EXERCISE AIM
Leaving out the pictures, restate each record below word for word.

Interface dataset entries
════════════════

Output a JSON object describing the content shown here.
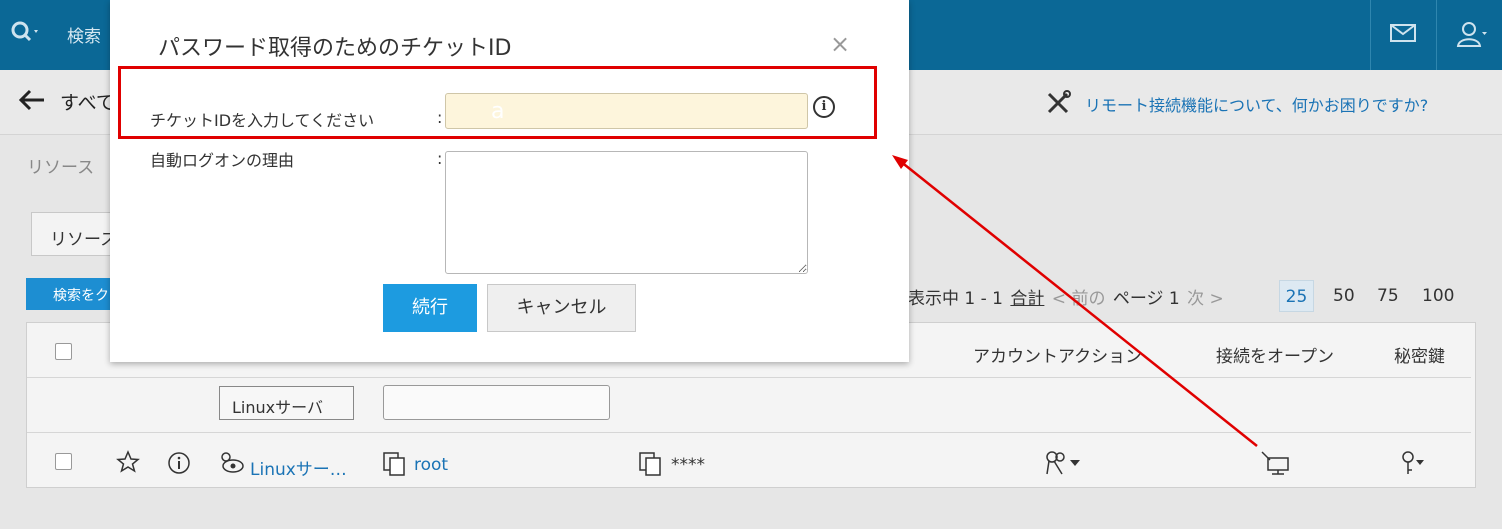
{
  "topbar": {
    "search_label": "検索",
    "search_icon": "search-icon",
    "mail_icon": "mail-icon",
    "user_icon": "user-icon"
  },
  "subbar": {
    "breadcrumb": "すべて",
    "help_link": "リモート接続機能について、何かお困りですか?"
  },
  "page": {
    "resource_crumb": "リソース",
    "resource_button": "リソース",
    "search_button": "検索をク"
  },
  "pager": {
    "showing": "表示中 1 - 1",
    "total": "合計",
    "prev": "< 前の",
    "page": "ページ 1",
    "next": "次 >",
    "sizes": [
      "25",
      "50",
      "75",
      "100"
    ]
  },
  "table": {
    "headers": {
      "account_action": "アカウントアクション",
      "open_connection": "接続をオープン",
      "private_key": "秘密鍵"
    },
    "filter_button": "Linuxサーバ",
    "row": {
      "resource": "Linuxサー…",
      "account": "root",
      "password": "****"
    }
  },
  "modal": {
    "title": "パスワード取得のためのチケットID",
    "close": "×",
    "ticket_label": "チケットIDを入力してください",
    "ticket_value": "a",
    "colon": ":",
    "reason_label": "自動ログオンの理由",
    "continue_label": "続行",
    "cancel_label": "キャンセル"
  },
  "colors": {
    "topbar": "#0b6896",
    "primary": "#1d9be0",
    "highlight_box": "#e00000",
    "input_bg": "#fdf5dc"
  }
}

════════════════

FINAL ANSWER
Output a JSON object describing the content shown here.
{
  "topbar": {
    "search_label": "検索",
    "search_icon": "search-icon",
    "mail_icon": "mail-icon",
    "user_icon": "user-icon"
  },
  "subbar": {
    "breadcrumb": "すべて",
    "help_link": "リモート接続機能について、何かお困りですか?"
  },
  "page": {
    "resource_crumb": "リソース",
    "resource_button": "リソース",
    "search_button": "検索をク"
  },
  "pager": {
    "showing": "表示中 1 - 1",
    "total": "合計",
    "prev": "< 前の",
    "page": "ページ 1",
    "next": "次 >",
    "sizes": [
      "25",
      "50",
      "75",
      "100"
    ]
  },
  "table": {
    "headers": {
      "account_action": "アカウントアクション",
      "open_connection": "接続をオープン",
      "private_key": "秘密鍵"
    },
    "filter_button": "Linuxサーバ",
    "row": {
      "resource": "Linuxサー…",
      "account": "root",
      "password": "****"
    }
  },
  "modal": {
    "title": "パスワード取得のためのチケットID",
    "close": "×",
    "ticket_label": "チケットIDを入力してください",
    "ticket_value": "a",
    "colon": ":",
    "reason_label": "自動ログオンの理由",
    "continue_label": "続行",
    "cancel_label": "キャンセル"
  },
  "colors": {
    "topbar": "#0b6896",
    "primary": "#1d9be0",
    "highlight_box": "#e00000",
    "input_bg": "#fdf5dc"
  }
}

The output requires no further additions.